Some of the issues mentioned during the conference are important for preventing HIV/AIDS among low-income sisters. For example, China should abolish using possession of condoms as evidence against sex workers, give sex workers rights, and encourage more people to join HIV/AIDS prevention work. If we can stop using condoms as evidence to detain sex workers, and abolish the Custody and Education system that authorizes the police to lock up our sisters and clients for up to two years, it will be quite beneficial for us. Both of these were discussed at the conference.The conference discussions were very meaningful for us. When I came back

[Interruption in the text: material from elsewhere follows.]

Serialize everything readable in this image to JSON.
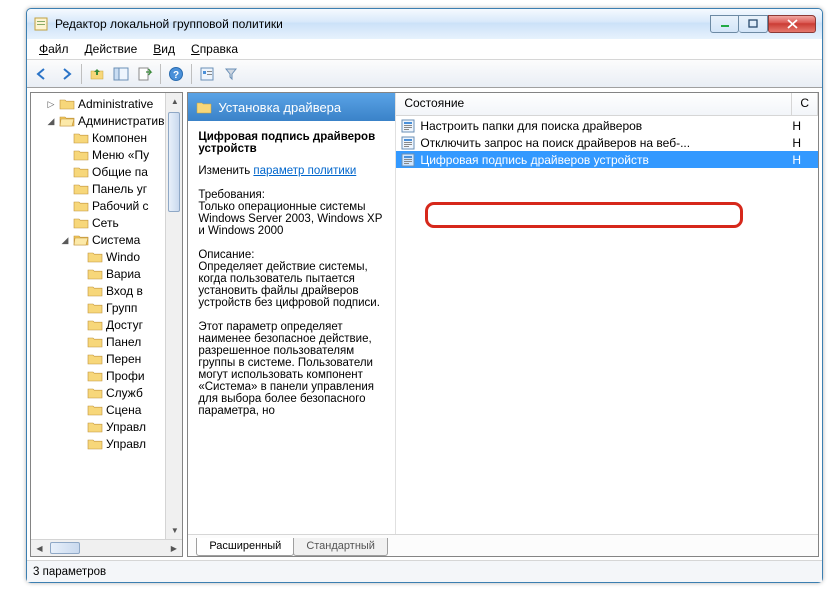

to Shanghai from the conference, I shared these information with other sisters. They all agree that it would be significant if the conference goals are implemented. Meanwhile, I hope there will be more discussions on the misconducting/unlawful law-enforcement of governmental agencies. I wish the police didn't conduct massive crackdowns on sex work, didn't arrest us as soon as they see us standing on the street. Of course, it will be even better if they recognize our occupation, instead of stigmatizing us.
I learned information about foreign countries from the conference, as well as met sisters from overseas, and I found foreign countries are more open than China. In terms of legislation and sex worker rights, which was mentioned by some international experts during the conference, I think it will be really difficult to achieve in China. There was a representative from the Vietnam Department of Justice, but no representatives from the Chinese public security or Department of Justice attended. Thus, I think it will be difficult to achieve our goals.
I am very glad that there were several sisters in this conference, and we have the opportunity to stand up and speak out on the mistreatment that we experience at work. I feel very proud that I made several comments, though I have no idea how much impact my words will bring. Also I met some good friends (sister) through the conference, and I hope there would be more occasions like this, and that more sisters can join and make their voices heard.
*Name has been changed to protect the author's identity